More Research Funding Approved as Growing Health Concerns Continue for Common Plastic Chemical, BPA
The Department of Health and Human Services issued recommendations to consumers last week, including one to throw away scratched cups and bottles with Bisphenol A because small amounts of the chemical can seep out and be ingested by children.
Acknowledging there is "some concern” that a chemical found in baby bottles and infant sipping cups could cause adverse health effects in children, health officials pledged to study the chemical far more closely but said there was not enough evidence to further regulate it.
Bisphenol A, or BPA, is added to many plastics and liners of canned goods, including liquid baby formula. Studies in laboratory animals suggest the chemical might increase the risk of developmental problems in some fetuses and young children, along with other ill effects.

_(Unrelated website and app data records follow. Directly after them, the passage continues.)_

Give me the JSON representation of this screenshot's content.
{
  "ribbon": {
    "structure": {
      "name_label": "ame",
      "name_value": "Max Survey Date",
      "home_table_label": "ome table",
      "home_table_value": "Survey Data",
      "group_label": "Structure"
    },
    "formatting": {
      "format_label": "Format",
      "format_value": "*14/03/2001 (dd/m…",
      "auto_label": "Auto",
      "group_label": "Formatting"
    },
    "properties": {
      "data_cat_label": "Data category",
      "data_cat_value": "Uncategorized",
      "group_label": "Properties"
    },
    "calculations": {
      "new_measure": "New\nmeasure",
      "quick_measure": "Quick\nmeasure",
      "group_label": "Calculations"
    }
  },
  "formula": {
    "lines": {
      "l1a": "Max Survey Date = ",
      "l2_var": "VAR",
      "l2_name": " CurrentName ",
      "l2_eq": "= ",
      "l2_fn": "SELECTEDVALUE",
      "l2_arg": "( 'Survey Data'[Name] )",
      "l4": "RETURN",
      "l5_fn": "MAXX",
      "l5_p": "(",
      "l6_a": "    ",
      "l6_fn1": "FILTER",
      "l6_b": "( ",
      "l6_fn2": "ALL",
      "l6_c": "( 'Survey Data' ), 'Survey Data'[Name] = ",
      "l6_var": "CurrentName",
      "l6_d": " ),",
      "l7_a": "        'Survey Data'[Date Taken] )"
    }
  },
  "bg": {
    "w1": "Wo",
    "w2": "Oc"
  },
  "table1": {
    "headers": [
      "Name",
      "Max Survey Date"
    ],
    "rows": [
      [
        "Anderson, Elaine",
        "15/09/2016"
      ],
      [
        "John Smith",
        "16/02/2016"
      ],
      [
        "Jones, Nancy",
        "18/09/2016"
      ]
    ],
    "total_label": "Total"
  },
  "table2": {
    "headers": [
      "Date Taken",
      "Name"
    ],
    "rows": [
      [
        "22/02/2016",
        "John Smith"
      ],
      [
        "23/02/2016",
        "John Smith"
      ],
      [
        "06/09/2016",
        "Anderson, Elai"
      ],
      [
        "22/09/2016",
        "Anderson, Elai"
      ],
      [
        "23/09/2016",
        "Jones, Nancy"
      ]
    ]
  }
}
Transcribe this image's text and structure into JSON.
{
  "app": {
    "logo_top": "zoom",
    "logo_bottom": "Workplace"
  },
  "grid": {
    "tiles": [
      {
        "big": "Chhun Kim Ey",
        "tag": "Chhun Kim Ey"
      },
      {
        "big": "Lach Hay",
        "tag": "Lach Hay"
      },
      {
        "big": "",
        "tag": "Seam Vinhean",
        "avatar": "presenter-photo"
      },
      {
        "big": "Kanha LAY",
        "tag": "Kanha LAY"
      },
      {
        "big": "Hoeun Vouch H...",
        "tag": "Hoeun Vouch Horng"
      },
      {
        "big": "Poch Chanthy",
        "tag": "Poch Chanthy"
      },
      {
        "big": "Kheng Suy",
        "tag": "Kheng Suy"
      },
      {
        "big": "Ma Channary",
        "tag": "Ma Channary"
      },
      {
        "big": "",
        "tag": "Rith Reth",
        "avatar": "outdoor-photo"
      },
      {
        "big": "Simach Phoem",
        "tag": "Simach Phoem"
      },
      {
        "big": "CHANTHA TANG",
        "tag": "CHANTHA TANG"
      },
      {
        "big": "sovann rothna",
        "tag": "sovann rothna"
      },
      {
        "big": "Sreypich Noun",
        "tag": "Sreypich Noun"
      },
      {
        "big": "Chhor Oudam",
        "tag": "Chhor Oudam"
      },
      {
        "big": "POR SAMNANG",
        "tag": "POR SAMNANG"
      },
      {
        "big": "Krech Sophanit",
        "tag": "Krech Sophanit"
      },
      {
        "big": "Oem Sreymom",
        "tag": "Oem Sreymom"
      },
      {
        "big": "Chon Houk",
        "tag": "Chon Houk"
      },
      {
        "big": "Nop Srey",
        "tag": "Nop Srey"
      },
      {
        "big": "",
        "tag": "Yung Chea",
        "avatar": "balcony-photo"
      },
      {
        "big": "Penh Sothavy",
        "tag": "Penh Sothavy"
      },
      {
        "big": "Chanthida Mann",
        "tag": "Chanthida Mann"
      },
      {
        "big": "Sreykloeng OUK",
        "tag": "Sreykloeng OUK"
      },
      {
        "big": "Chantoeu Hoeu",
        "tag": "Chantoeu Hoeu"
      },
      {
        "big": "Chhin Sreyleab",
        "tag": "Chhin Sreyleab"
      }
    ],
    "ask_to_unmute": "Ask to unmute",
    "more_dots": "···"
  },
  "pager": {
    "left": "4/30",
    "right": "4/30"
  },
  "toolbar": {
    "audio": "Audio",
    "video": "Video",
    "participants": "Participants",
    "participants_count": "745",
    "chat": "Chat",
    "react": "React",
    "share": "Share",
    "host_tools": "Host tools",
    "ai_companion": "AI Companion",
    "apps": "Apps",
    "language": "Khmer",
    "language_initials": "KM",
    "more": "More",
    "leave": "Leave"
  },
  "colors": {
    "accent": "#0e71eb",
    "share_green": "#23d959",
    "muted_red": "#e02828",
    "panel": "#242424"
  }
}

"Recent reports show subtle effects of BPA in lab animals that has raised concerns,” William Corr, deputy secretary of Health and Human Services, said in a telephone press conference. His agency will spend $30 million to study the chemical’s effect on young children. "We are taking a much closer look,” he said.
The FDA had long declared BPA safe for adults and children. Now, according to FDA Commissioner Margaret Hamburg, BPA is of "some concern” for infants and children.
Massachusetts Congressman Edward J. Markey, lead author of a bill to ban BPA in all food and beverage containers, said the announcement was important for keeping young children safe.
Many manufacturers have voluntarily replaced BPA in products ranging from baby bottles to drinking water containers – and some stores such as Wal-Mart and CVS have agreed to discontinue carrying some children’s items made with BPA.
Meanwhile, Massachusetts public health officials have warned parents of young children to avoid storing infant formula or breast milk in plastic bottles containing bisphenol A – and urged pregnant or breast-feeding women to avoid the common chemical in other food and drink containers.
Some states have gone further, such as Connecticut, which banned the chemical from infant formula and baby food cans and jars, and reusable food and beverage containers sold in the state.
The Consumers Union recommends the following in order to reduce consumption of BPA: Choose fresh food whenever possible; consider alternatives to canned food, beverages, juices and infant formula; and use glass containers when heating food in the microwave.
Healthy Choice Naturals
- Toxic Plastics Chemical (BPA) Found in Several Common Brand Name Foods
- 8 Health Risk Factors You Face Every Day but Shouldn’t
- Is it Really Safe to Microwave Food in Plastic Containers?
- Fish Oil and Pregnancy
- Microwaving Safety – Why You May Want to Rethink the Way you Heat
- Third Hand Smoke – The Newest Smoking Hazard